Chronic pain patients with specific brain anatomies and psychological characteristics may respond just as well to a placebo as they would to a powerful painkiller, according to new research published in the journal Nature Communications. But the real surprise is that patients can be told they’re being given a placebo without dampening their response to treatment.
“Their brain is already tuned to respond,” said senior study author A. Vania Apkarian, professor of physiology at Northwestern University Feinberg School of Medicine. “They have the appropriate psychology and biology that puts them in a cognitive state that as soon as you say, ‘this may make your pain better,’ their pain gets better.”
The placebo effect is well-characterized in clinical research and can be challenging to overcome when an investigational treatment needs to show superiority over the placebo arm in order to move on to the next stage of development. While the phenomenon is not fully understood, it appears to be getting stronger, and Apkarian and his team found they were able to accurately predict which patients were more likely to respond to placebo dosing based on anatomical and psychological characteristics of the brain.
“You can tell them, ‘I’m giving you a drug that has no physiological effect but your brain will respond to it,’” said Apkarian. “You don’t need to hide it. There is a biology behind the placebo response.”
The Northwestern study involved 60 patients with chronic back pain who were randomly assigned to the first group, who were given a drug or placebo, or the second control group, who were not given any treatment during each site visit. Patients in the treatment arm did not know whether they were receiving the drug or the placebo.

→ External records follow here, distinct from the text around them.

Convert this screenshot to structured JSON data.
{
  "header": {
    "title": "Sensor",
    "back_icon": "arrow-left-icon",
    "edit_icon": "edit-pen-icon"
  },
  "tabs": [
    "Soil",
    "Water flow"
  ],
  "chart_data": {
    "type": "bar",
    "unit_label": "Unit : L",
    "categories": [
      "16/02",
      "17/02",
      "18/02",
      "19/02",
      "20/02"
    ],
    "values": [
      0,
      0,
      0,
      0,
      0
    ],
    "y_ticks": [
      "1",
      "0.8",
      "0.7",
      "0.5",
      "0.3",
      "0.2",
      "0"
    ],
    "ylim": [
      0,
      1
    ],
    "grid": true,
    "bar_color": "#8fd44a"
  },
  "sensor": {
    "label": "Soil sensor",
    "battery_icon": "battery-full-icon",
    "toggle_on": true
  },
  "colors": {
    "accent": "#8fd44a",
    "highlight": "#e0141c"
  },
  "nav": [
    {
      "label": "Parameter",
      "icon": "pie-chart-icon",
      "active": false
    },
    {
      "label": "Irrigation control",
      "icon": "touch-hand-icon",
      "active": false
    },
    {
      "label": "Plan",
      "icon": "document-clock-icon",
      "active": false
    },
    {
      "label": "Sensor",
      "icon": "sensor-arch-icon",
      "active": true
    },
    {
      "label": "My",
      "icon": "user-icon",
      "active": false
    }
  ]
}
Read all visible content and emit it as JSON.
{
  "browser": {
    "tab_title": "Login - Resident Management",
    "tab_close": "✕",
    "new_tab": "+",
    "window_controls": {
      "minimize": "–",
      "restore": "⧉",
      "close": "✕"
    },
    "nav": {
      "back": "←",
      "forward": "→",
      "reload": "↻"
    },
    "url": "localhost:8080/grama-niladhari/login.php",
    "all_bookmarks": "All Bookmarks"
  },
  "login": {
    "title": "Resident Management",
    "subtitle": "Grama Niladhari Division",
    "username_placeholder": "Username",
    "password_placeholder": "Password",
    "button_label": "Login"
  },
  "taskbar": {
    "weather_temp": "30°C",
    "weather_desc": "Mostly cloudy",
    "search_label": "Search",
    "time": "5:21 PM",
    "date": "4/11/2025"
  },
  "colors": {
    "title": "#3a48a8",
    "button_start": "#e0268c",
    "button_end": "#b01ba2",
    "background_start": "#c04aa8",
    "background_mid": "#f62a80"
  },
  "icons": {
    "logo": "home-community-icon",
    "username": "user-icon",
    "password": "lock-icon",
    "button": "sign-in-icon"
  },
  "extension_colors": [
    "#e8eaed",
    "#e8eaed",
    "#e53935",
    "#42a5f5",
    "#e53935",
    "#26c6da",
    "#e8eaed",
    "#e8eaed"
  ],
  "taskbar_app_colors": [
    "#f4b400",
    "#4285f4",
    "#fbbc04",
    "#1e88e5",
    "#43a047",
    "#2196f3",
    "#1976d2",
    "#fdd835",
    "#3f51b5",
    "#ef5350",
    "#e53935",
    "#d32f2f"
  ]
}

Using MRI, the researchers sought to characterize any similarities in the brains of chronic pain patients who responded to the placebo. They found that patients who reported lower pain as a result of the placebo showed several similarities, including a larger right side of their emotional brain compared to the left, and a more developed cortical sensory area. They also showed several consistent psychological differences compared to the non-placebo responders, including emotional self-awareness, sensitivity and mindfulness.
If the findings can be substantiated in further studies, there could be many benefits to prescribing patients placebo pills as opposed to those containing pharmaceutical active ingredients. For one, most drugs – particularly certain painkillers – carry the risk of side effects. Opioids are the epitomic example of this as they are both highly-effective at treating pain and highly-addictive and habit-forming.
Another benefit of placebo treatment comes in the form of lower healthcare costs as sugar pills are infinitely less expensive to produce compared to active ingredient-containing drugs.
“It’s much better to give someone a non-active drug rather than an active drug and get the same result,” Apkarian said. “Most pharmacological treatments have long-term adverse effects or addictive properties. Placebo becomes as good an option for treatment as any drug we have on the market.”
However, there are almost certainly limits to the types of conditions and patients that could be treated using sugar pills alone, which should be welcome news to the multi-billion dollar pharmaceutical industry responsible for developing new drugs. In this case, Apkarian still says that this better understanding of the placebo effect could be beneficial in reducing – or even eliminating – its impact on clinical trials. Patients predicted to have a stronger response to a placebo could be excluded from trial enrollment, helping to control that variable.
“Drug trials would need to recruit fewer people, and identifying the physiological effects would be much easier,” Apkarian said. “You’ve taken away a big component of noise in the study.”
Whether sugar pills will be widely adapted in clinical practice as the next greatest painkiller has yet to be seen. But there’s no denying the implications of the small study on pain management, which will inevitably need to be tested in larger trials.
“Clinicians who are treating chronic pain patients should seriously consider that some will get as good a response to a sugar pill as any other drug,” Apkarian said. “They should use it and see the outcome. This opens up a whole new field.”